Looking closely at the financial markets; corporate earnings; contractions in various industries (retail, food service, manufacturing, entertainment, and financial services); stock trends of bloated, over-expanding companies that rely on the discretionary income of their customers; job markets; and overall stoppage in economic growth, I absolutely believe we may be in (or at the very beginning of) a recession.
The big banks are in stock hell: Deutsche Bank, Credit Suisse, UBS, Barclays. The talking heads keep prattling on about how post-2008 regulatory decrees strengthened up Bankster balance sheets, but that’s hogwash. And certainly, the same cannot be said about household balance sheets. Personal debt — in the form of auto, mortgage, student debt, and revolving credit — is escalating, thanks to the masses juicing on artificially-depressed interest rates.
And corporate debt has almost doubled since the Meltdown. Stock buybacks are propping up the equity market and adding massive debt to corporate balance sheets. Corporate executives are all drinking the Kool-Aid.
And not a single layman seems to get it. I cannot have this conversation with people because they look at me like a deer into headlights. They are content to remain the comatose masses, enjoying their coma since 2007-2008. Peter Schiff thinks were are topping out and easing into the recession. David Stockman thinks it is within spitting distance. And Mish Shedlock makes the (very good) case that the recession was underway in Q4 2015.
And still, we see the same behavior we witnessed in 2007: those unaware are pumping their $$$ into things that will go bust. New home starts, insane retail expansion, crazed food service expansion, and my favorite bubble phenoms such as the new (upcoming) 22,000 sq. ft Nike store in downtown Detroit. Now that’s a real winner in an economic contraction. Oh, and then there’s the gazillion burger & fries joints, coffee shops, and mega-huge auto dealers the size of a small city. All unsustainable.
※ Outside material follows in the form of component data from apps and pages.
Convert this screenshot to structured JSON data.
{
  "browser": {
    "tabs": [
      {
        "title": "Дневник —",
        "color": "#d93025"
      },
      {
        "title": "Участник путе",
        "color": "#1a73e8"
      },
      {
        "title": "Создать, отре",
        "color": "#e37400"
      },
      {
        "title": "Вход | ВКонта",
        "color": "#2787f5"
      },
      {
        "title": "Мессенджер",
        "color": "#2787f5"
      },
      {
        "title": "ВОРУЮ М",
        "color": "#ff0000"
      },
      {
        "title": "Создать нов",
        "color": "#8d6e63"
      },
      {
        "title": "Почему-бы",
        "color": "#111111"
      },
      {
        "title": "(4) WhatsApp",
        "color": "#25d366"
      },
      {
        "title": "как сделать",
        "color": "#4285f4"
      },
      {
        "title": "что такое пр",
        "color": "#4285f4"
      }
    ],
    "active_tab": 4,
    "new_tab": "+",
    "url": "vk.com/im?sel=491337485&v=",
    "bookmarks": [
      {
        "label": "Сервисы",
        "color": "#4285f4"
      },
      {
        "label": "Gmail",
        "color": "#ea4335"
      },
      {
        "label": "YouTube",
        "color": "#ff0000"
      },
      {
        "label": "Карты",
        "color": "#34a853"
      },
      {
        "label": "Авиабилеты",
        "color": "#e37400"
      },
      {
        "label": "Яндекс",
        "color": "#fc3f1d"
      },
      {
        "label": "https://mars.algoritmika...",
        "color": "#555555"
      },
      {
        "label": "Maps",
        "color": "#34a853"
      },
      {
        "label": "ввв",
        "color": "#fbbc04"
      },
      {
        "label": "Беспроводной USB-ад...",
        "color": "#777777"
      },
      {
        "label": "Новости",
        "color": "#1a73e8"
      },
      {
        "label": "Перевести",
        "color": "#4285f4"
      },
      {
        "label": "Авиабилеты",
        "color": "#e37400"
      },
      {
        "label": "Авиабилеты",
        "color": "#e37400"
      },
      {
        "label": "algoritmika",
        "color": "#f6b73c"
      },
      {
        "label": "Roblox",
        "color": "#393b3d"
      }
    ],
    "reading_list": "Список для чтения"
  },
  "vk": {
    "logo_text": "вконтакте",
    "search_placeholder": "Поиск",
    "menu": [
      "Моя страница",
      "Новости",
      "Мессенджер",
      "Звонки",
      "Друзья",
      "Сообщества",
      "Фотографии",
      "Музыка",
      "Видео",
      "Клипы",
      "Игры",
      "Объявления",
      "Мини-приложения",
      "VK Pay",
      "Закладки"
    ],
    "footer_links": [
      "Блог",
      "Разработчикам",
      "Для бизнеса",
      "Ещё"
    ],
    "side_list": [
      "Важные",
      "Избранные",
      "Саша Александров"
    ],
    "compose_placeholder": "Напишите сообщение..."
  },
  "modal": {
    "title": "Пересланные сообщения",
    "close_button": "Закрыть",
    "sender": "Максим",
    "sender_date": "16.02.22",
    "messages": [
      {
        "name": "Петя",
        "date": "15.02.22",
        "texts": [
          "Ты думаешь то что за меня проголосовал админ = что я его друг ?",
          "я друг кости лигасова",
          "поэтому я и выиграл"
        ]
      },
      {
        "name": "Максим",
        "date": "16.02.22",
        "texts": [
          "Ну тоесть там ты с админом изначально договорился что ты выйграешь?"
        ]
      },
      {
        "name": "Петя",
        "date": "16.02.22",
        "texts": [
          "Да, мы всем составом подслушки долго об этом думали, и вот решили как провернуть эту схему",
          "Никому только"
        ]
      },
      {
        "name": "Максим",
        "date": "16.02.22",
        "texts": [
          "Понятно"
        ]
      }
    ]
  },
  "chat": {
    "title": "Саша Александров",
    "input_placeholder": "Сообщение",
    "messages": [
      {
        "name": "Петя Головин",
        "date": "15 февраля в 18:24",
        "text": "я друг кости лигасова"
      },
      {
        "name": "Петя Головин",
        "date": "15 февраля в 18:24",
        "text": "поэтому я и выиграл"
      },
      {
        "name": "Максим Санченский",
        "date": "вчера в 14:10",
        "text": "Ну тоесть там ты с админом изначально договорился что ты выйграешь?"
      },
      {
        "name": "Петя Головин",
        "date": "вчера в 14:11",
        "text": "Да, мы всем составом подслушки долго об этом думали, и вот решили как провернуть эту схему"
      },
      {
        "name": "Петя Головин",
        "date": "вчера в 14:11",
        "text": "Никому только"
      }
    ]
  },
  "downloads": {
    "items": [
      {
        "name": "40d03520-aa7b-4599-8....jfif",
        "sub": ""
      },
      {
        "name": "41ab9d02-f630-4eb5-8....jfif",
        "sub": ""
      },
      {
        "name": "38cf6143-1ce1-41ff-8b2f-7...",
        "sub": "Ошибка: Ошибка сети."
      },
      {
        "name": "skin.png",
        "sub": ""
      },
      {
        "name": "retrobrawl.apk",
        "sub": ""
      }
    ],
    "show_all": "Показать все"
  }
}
And some nutbag from Goldman Sachs has called this all a “growth scare.” The Feds are out of tricks, and the Central Bank is out of ammunition.